Dana Holding has posted 2008 full year net income of $18m – versus a net loss of $551m in 2007 – on sales of $8.01bn, down $626m year on year but will axe more jobs this year than previously expected.


The sales decrease was due mainly to “sharply declining vehicle production levels in North America”, the supplier said in a statement, noting that the result included a one-off gain of $754m related to its emergence from chapter 11 bankruptcy reorganisation.


Dana executives later told analysts the firm would axe around 5,800 jobs worldwide this year, up from the 5,000 announced earlier. That would mean it had trimmed its workforce by about 35% compared with 2007.


Full-year earnings before interest, taxes, depreciation, amortisation, and restructuring (EBITDA) were down to $301m last year compared with $450m in 2007.
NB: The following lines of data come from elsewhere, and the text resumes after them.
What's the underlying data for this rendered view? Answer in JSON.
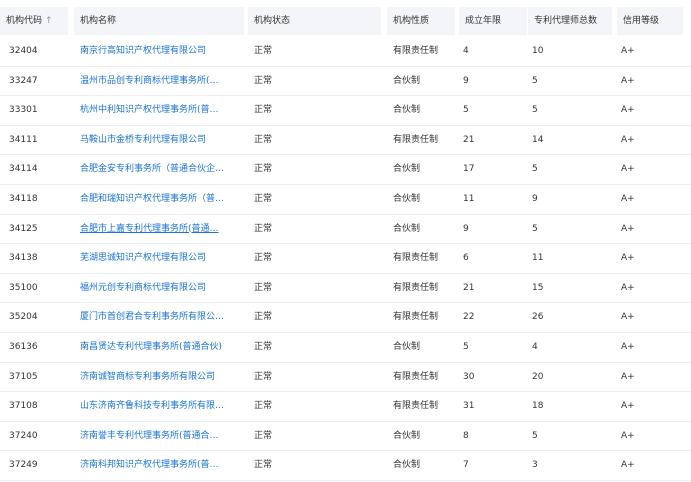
{
  "columns": {
    "code": "机构代码",
    "sort_icon": "↑",
    "name": "机构名称",
    "status": "机构状态",
    "type": "机构性质",
    "years": "成立年限",
    "agents": "专利代理师总数",
    "credit": "信用等级"
  },
  "rows": [
    {
      "code": "32404",
      "name": "南京行高知识产权代理有限公司",
      "status": "正常",
      "type": "有限责任制",
      "years": "4",
      "agents": "10",
      "credit": "A+"
    },
    {
      "code": "33247",
      "name": "温州市品创专利商标代理事务所(…",
      "status": "正常",
      "type": "合伙制",
      "years": "9",
      "agents": "5",
      "credit": "A+"
    },
    {
      "code": "33301",
      "name": "杭州中利知识产权代理事务所(普…",
      "status": "正常",
      "type": "合伙制",
      "years": "5",
      "agents": "5",
      "credit": "A+"
    },
    {
      "code": "34111",
      "name": "马鞍山市金桥专利代理有限公司",
      "status": "正常",
      "type": "有限责任制",
      "years": "21",
      "agents": "14",
      "credit": "A+"
    },
    {
      "code": "34114",
      "name": "合肥金安专利事务所（普通合伙企…",
      "status": "正常",
      "type": "合伙制",
      "years": "17",
      "agents": "5",
      "credit": "A+"
    },
    {
      "code": "34118",
      "name": "合肥和瑞知识产权代理事务所（普…",
      "status": "正常",
      "type": "合伙制",
      "years": "11",
      "agents": "9",
      "credit": "A+"
    },
    {
      "code": "34125",
      "name": "合肥市上嘉专利代理事务所(普通…",
      "status": "正常",
      "type": "合伙制",
      "years": "9",
      "agents": "5",
      "credit": "A+",
      "underlined": true
    },
    {
      "code": "34138",
      "name": "芜湖思诚知识产权代理有限公司",
      "status": "正常",
      "type": "有限责任制",
      "years": "6",
      "agents": "11",
      "credit": "A+"
    },
    {
      "code": "35100",
      "name": "福州元创专利商标代理有限公司",
      "status": "正常",
      "type": "有限责任制",
      "years": "21",
      "agents": "15",
      "credit": "A+"
    },
    {
      "code": "35204",
      "name": "厦门市首创君合专利事务所有限公…",
      "status": "正常",
      "type": "有限责任制",
      "years": "22",
      "agents": "26",
      "credit": "A+"
    },
    {
      "code": "36136",
      "name": "南昌贤达专利代理事务所(普通合伙)",
      "status": "正常",
      "type": "合伙制",
      "years": "5",
      "agents": "4",
      "credit": "A+"
    },
    {
      "code": "37105",
      "name": "济南诚智商标专利事务所有限公司",
      "status": "正常",
      "type": "有限责任制",
      "years": "30",
      "agents": "20",
      "credit": "A+"
    },
    {
      "code": "37108",
      "name": "山东济南齐鲁科技专利事务所有限…",
      "status": "正常",
      "type": "有限责任制",
      "years": "31",
      "agents": "18",
      "credit": "A+"
    },
    {
      "code": "37240",
      "name": "济南誉丰专利代理事务所(普通合…",
      "status": "正常",
      "type": "合伙制",
      "years": "8",
      "agents": "5",
      "credit": "A+"
    },
    {
      "code": "37249",
      "name": "济南科邦知识产权代理事务所(普…",
      "status": "正常",
      "type": "合伙制",
      "years": "7",
      "agents": "3",
      "credit": "A+"
    }
  ]
}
“The decline was due to significantly lower vehicle production, which was partially offset by margin improvements and cost reductions,” according to the parts supplier.


Dana did not provide net profit/loss data for the fourth quarter of 2008 but said EBITDA was a $3m loss, compared to a $112m profit a year previously. Sales fell 29% to $1.5bn as North American vehicle production fell sharply and currency movements hit adversely.


“The impact of lower vehicle production drove the reduction in earnings. This decline was partially offset by higher pricing and cost savings from operational improvements,” Dana said.


Chairman and CEO John Devine said: “We expect 2009 to be even more challenging than 2008, but we believe [we are] prepared with plans to continue re-sizing our operations, improve operational performance and margins, and maintain adequate liquidity and earnings.


“These are unprecedented times that make any projections uncertain. We believe we are taking the difficult actions necessary to survive in the current environment and compete over the long term. There can be no assurances, however, if the global economy deteriorates substantially beyond our planning assumptions.”